“Second, Pinto points to the work-from-home revolution that has freed homeowners to relocate from expensive coastal metros to affordable Sunbelt markets and still collect their old salaries,” the article continues.
So, the first one, [Pinto] said, mortgage rates are still low—5.5% is not bad considering where inflation is at.
Second, he says the people who relocated to different areas are going to remain there, but I am not sure about that one, because we are seeing companies calling back their employees to work onsite. So we might have to see how this WFH to on-site shift will go.
And finally, the article says, “The third and most potent factor: incredibly low inventories. ‘We’re still seeing a supply-and-demand imbalance, and the reason is the incredibly low number of homes for sale,’ says Pinto.”

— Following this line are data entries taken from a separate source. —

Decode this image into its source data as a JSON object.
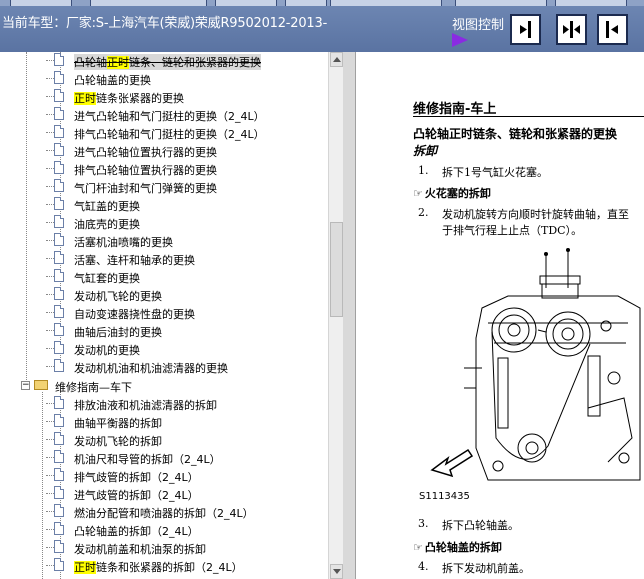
{
  "header": {
    "vehicle": "当前车型：厂家:S-上海汽车(荣威)荣威R9502012-2013-",
    "view_control": "视图控制"
  },
  "tree": {
    "items": [
      {
        "pre": "凸轮轴",
        "hl": "正时",
        "post": "链条、链轮和张紧器的更换",
        "selected": true
      },
      {
        "pre": "凸轮轴盖的更换",
        "hl": "",
        "post": ""
      },
      {
        "pre": "",
        "hl": "正时",
        "post": "链条张紧器的更换"
      },
      {
        "pre": "进气凸轮轴和气门挺柱的更换（2_4L）",
        "hl": "",
        "post": ""
      },
      {
        "pre": "排气凸轮轴和气门挺柱的更换（2_4L）",
        "hl": "",
        "post": ""
      },
      {
        "pre": "进气凸轮轴位置执行器的更换",
        "hl": "",
        "post": ""
      },
      {
        "pre": "排气凸轮轴位置执行器的更换",
        "hl": "",
        "post": ""
      },
      {
        "pre": "气门杆油封和气门弹簧的更换",
        "hl": "",
        "post": ""
      },
      {
        "pre": "气缸盖的更换",
        "hl": "",
        "post": ""
      },
      {
        "pre": "油底壳的更换",
        "hl": "",
        "post": ""
      },
      {
        "pre": "活塞机油喷嘴的更换",
        "hl": "",
        "post": ""
      },
      {
        "pre": "活塞、连杆和轴承的更换",
        "hl": "",
        "post": ""
      },
      {
        "pre": "气缸套的更换",
        "hl": "",
        "post": ""
      },
      {
        "pre": "发动机飞轮的更换",
        "hl": "",
        "post": ""
      },
      {
        "pre": "自动变速器挠性盘的更换",
        "hl": "",
        "post": ""
      },
      {
        "pre": "曲轴后油封的更换",
        "hl": "",
        "post": ""
      },
      {
        "pre": "发动机的更换",
        "hl": "",
        "post": ""
      },
      {
        "pre": "发动机机油和机油滤清器的更换",
        "hl": "",
        "post": ""
      }
    ],
    "folder": {
      "label": "维修指南—车下",
      "expander": "−"
    },
    "sub_items": [
      {
        "pre": "排放油液和机油滤清器的拆卸",
        "hl": "",
        "post": ""
      },
      {
        "pre": "曲轴平衡器的拆卸",
        "hl": "",
        "post": ""
      },
      {
        "pre": "发动机飞轮的拆卸",
        "hl": "",
        "post": ""
      },
      {
        "pre": "机油尺和导管的拆卸（2_4L）",
        "hl": "",
        "post": ""
      },
      {
        "pre": "排气歧管的拆卸（2_4L）",
        "hl": "",
        "post": ""
      },
      {
        "pre": "进气歧管的拆卸（2_4L）",
        "hl": "",
        "post": ""
      },
      {
        "pre": "燃油分配管和喷油器的拆卸（2_4L）",
        "hl": "",
        "post": ""
      },
      {
        "pre": "凸轮轴盖的拆卸（2_4L）",
        "hl": "",
        "post": ""
      },
      {
        "pre": "发动机前盖和机油泵的拆卸",
        "hl": "",
        "post": ""
      },
      {
        "pre": "",
        "hl": "正时",
        "post": "链条和张紧器的拆卸（2_4L）"
      }
    ]
  },
  "document": {
    "section": "维修指南-车上",
    "title": "凸轮轴正时链条、链轮和张紧器的更换",
    "subtitle": "拆卸",
    "step1_num": "1.",
    "step1": "拆下1号气缸火花塞。",
    "ref1_hand": "☞",
    "ref1": "火花塞的拆卸",
    "step2_num": "2.",
    "step2_a": "发动机旋转方向顺时针旋转曲轴，直至",
    "step2_b": "于排气行程上止点（TDC）。",
    "figure_caption": "S1113435",
    "step3_num": "3.",
    "step3": "拆下凸轮轴盖。",
    "ref2_hand": "☞",
    "ref2": "凸轮轴盖的拆卸",
    "step4_num": "4.",
    "step4": "拆下发动机前盖。"
  },
  "icons": {
    "view_buttons": [
      "single-pane-right-icon",
      "dual-pane-icon",
      "single-pane-left-icon"
    ],
    "tree_doc": "document-icon",
    "tree_folder": "folder-icon"
  },
  "colors": {
    "header_bg": "#5f79a8",
    "highlight": "#ffff00",
    "view_arrow": "#8a2be2"
  }
}
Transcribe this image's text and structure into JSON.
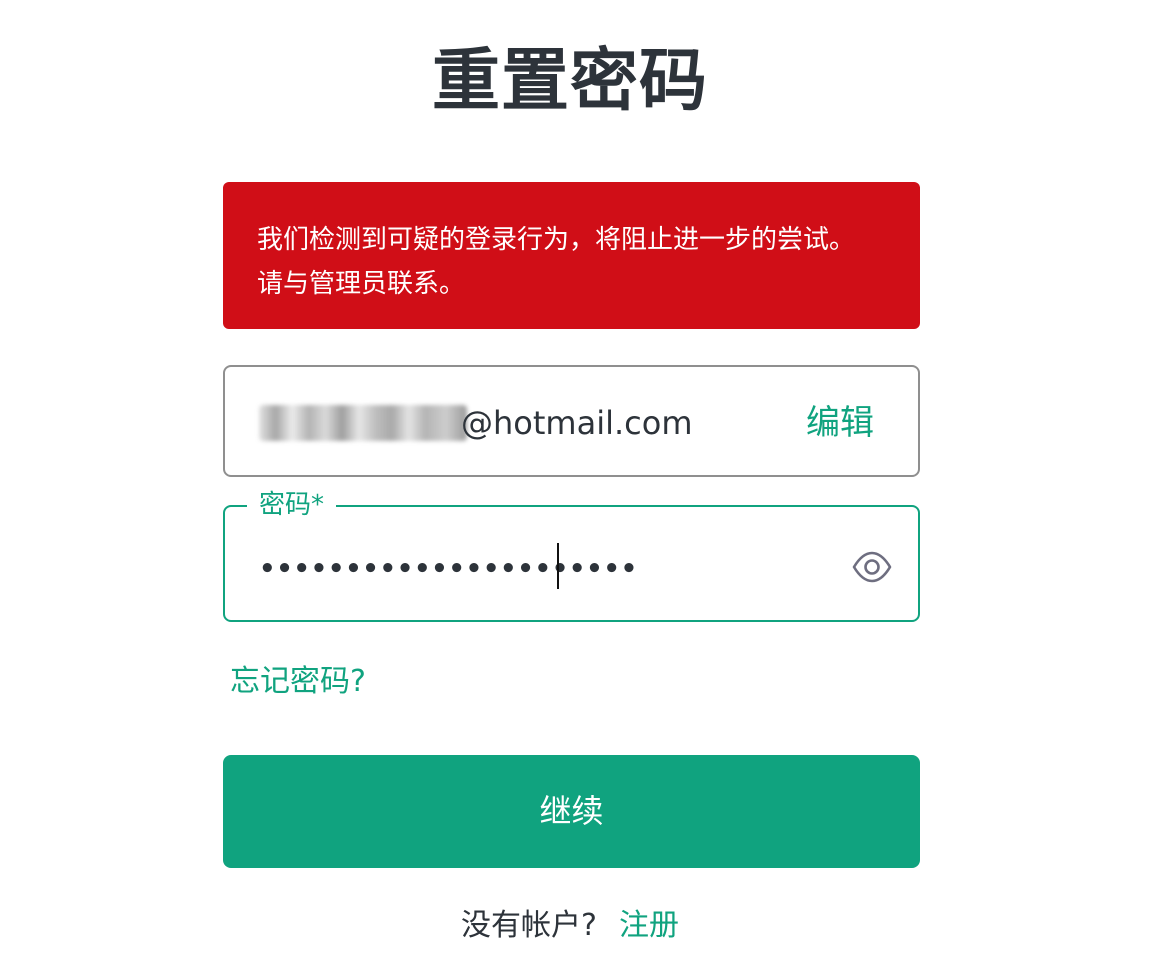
{
  "page": {
    "title": "重置密码"
  },
  "alert": {
    "message": "我们检测到可疑的登录行为，将阻止进一步的尝试。请与管理员联系。"
  },
  "email_field": {
    "value_visible_suffix": "@hotmail.com",
    "edit_label": "编辑"
  },
  "password_field": {
    "label": "密码*",
    "masked_value": "••••••••••••••••••••••"
  },
  "forgot_password": {
    "label": "忘记密码?"
  },
  "continue_button": {
    "label": "继续"
  },
  "signup": {
    "prompt": "没有帐户?",
    "link_label": "注册"
  },
  "colors": {
    "accent": "#10a37f",
    "error_background": "#d00e17",
    "text": "#2d333a"
  },
  "icons": {
    "password_toggle": "eye-icon"
  }
}
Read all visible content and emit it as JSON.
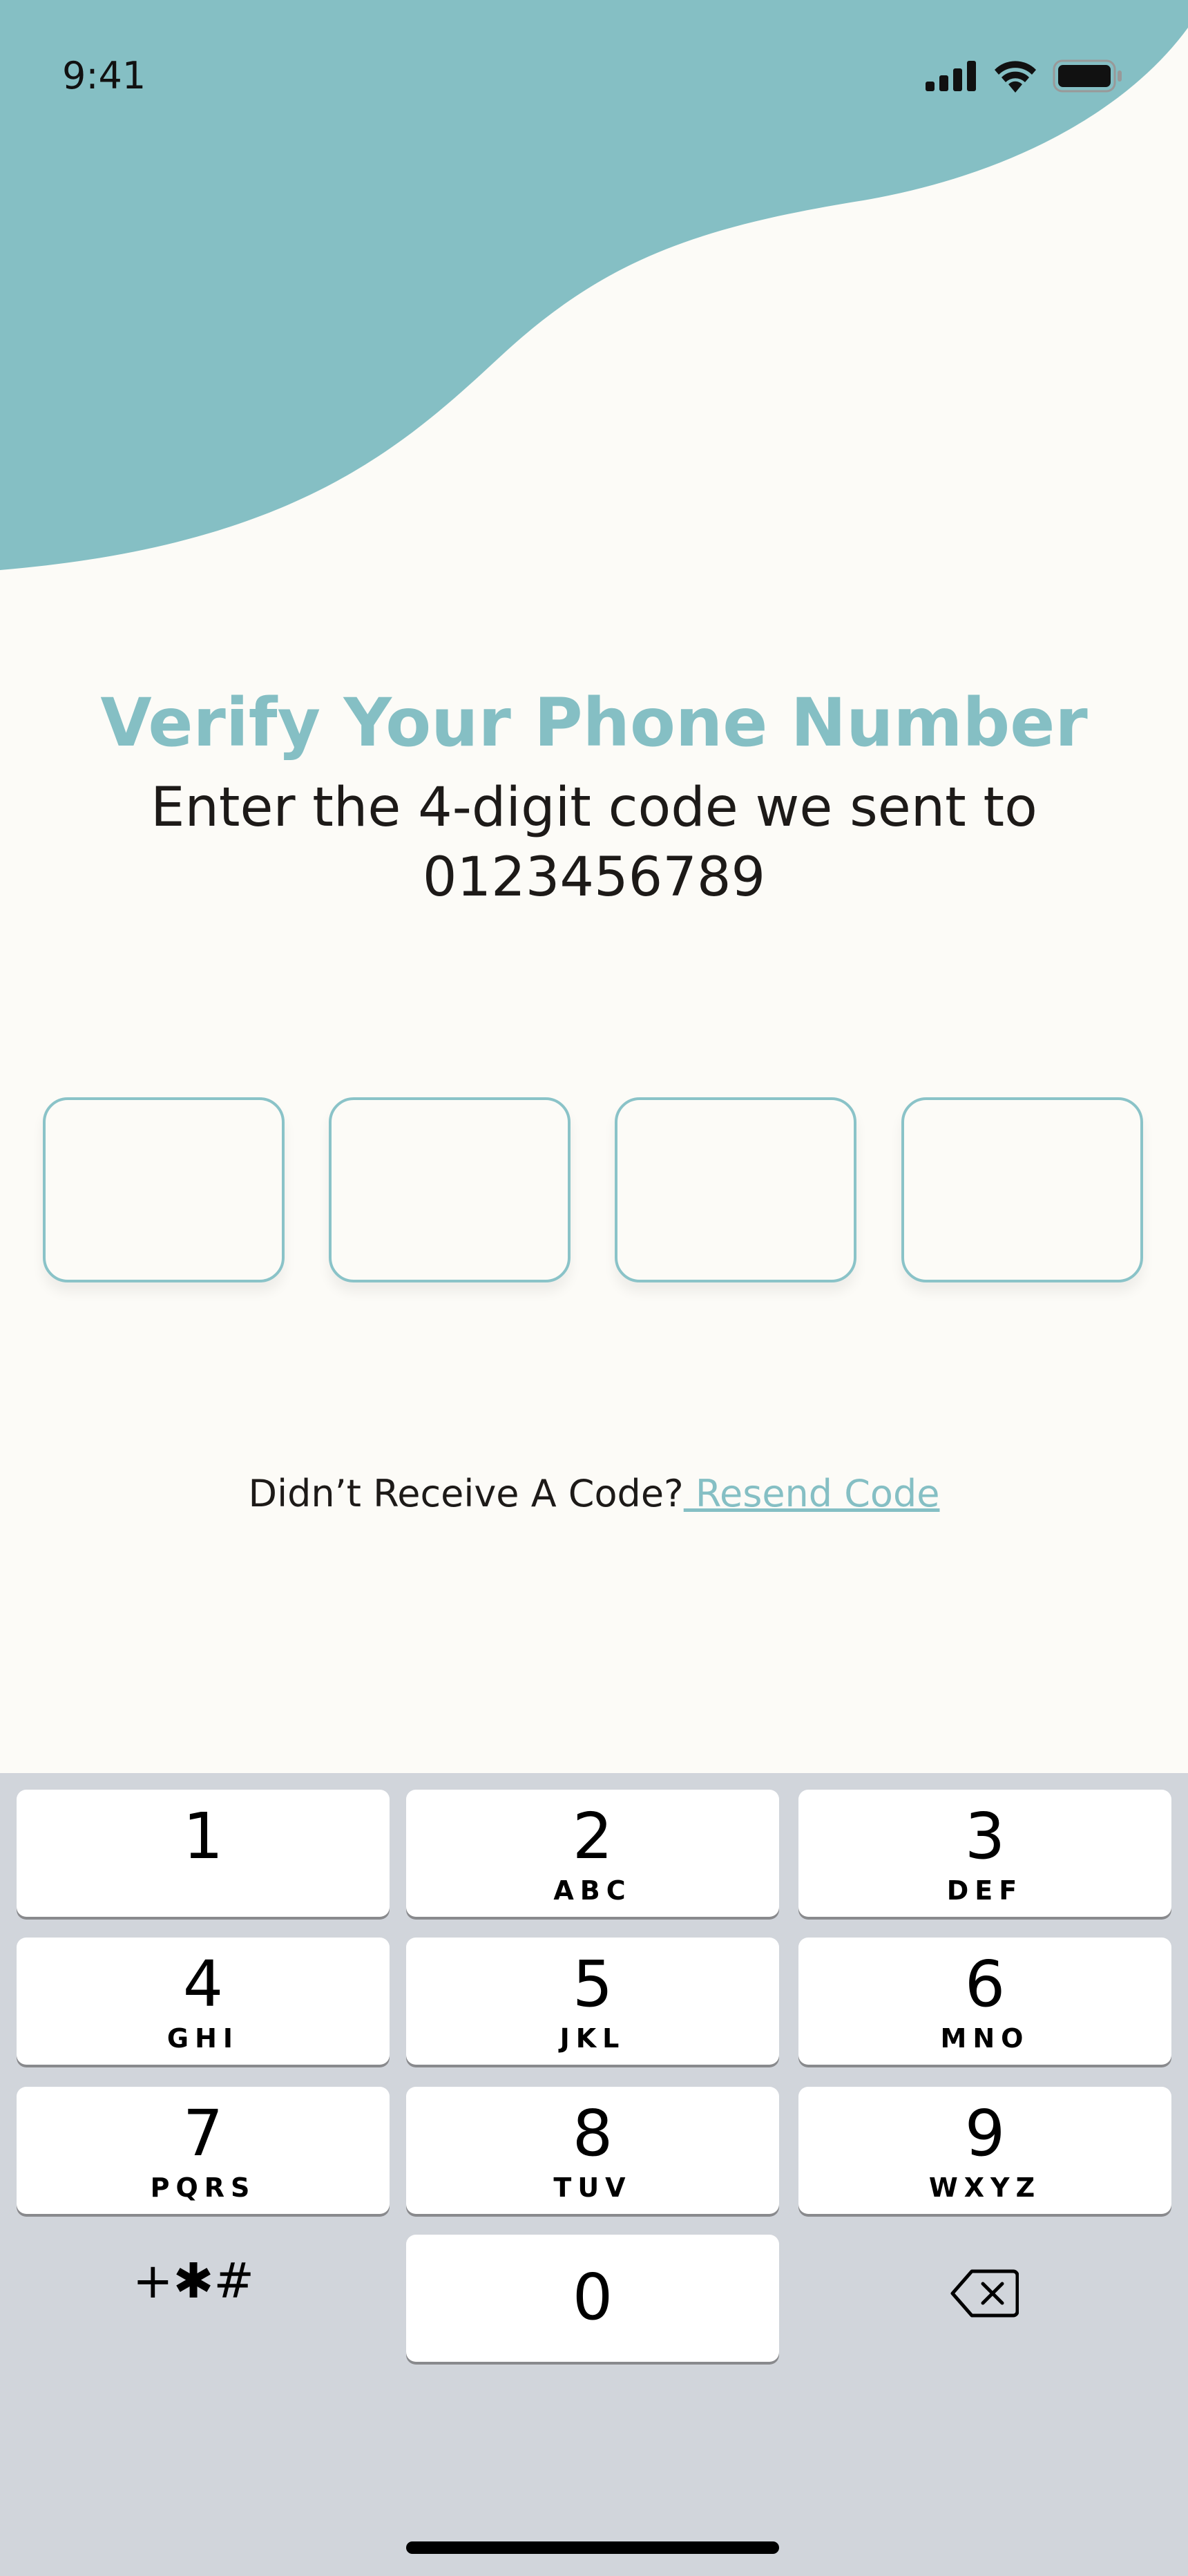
{
  "status_bar": {
    "time": "9:41"
  },
  "colors": {
    "accent": "#85bfc4",
    "background": "#fcfbf7",
    "text": "#1d1a18",
    "keyboard_bg": "#d1d5db"
  },
  "header": {
    "title": "Verify Your Phone Number",
    "subtitle": "Enter the 4-digit code we sent to",
    "phone_number": "0123456789"
  },
  "otp": {
    "digits": [
      "",
      "",
      "",
      ""
    ]
  },
  "resend": {
    "prompt": "Didn’t Receive A Code?",
    "link_label": " Resend Code"
  },
  "keypad": {
    "keys": [
      {
        "num": "1",
        "letters": ""
      },
      {
        "num": "2",
        "letters": "ABC"
      },
      {
        "num": "3",
        "letters": "DEF"
      },
      {
        "num": "4",
        "letters": "GHI"
      },
      {
        "num": "5",
        "letters": "JKL"
      },
      {
        "num": "6",
        "letters": "MNO"
      },
      {
        "num": "7",
        "letters": "PQRS"
      },
      {
        "num": "8",
        "letters": "TUV"
      },
      {
        "num": "9",
        "letters": "WXYZ"
      },
      {
        "num": "0",
        "letters": ""
      }
    ],
    "symbols_label": "+✱#",
    "backspace_icon": "delete-left-icon"
  }
}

Pinto says there is no [housing] bubble.
According to Fortune: “For the bubble to develop, you need to have irrational exuberance, a psychological component that prices are no longer driven by fundamentals. That’s not the case.” He points again to the amazingly slender supply. “In the bubble of 2005, the U.S. had 2.4 to 2.5 million homes for sale in a smaller market,” he says. “Now the number is a tiny 950,000.”
Do you see a significant difference there in terms of inventory? So, don’t believe people when they say the housing market is going into a crash.
According to Fortune, “45 of the 48 cities should expect both positive nominal and real gains.”
Nominal gains are what we technically see when a house goes up in value. Real gains factor into the CPI and inflation.
According to the graph presented in this article by Fortune, the one year “real” appreciation forecasts for April 2022 to April 2023, the metros that you might want to consider are the following:
There are other metros listed as well, such as Orlando, Nashville, Austin, Jacksonville, etc., but from the data, if you are looking to make a move, Florida is probably your best option.
According to Fortune, “Even in the absence of a recession or steep rise in mortgage rates, the most likely outlook after April of next year is that inflation outpaces price increases.”
So at some point, we’re going to get there, and I want you to pay attention when it happens. However, April 2023 is too far away to know what’s going to happen between then and now.
That’s why we should keep an eye out for the data on a month-to-month basis and look at the indicators for where the real estate market is heading.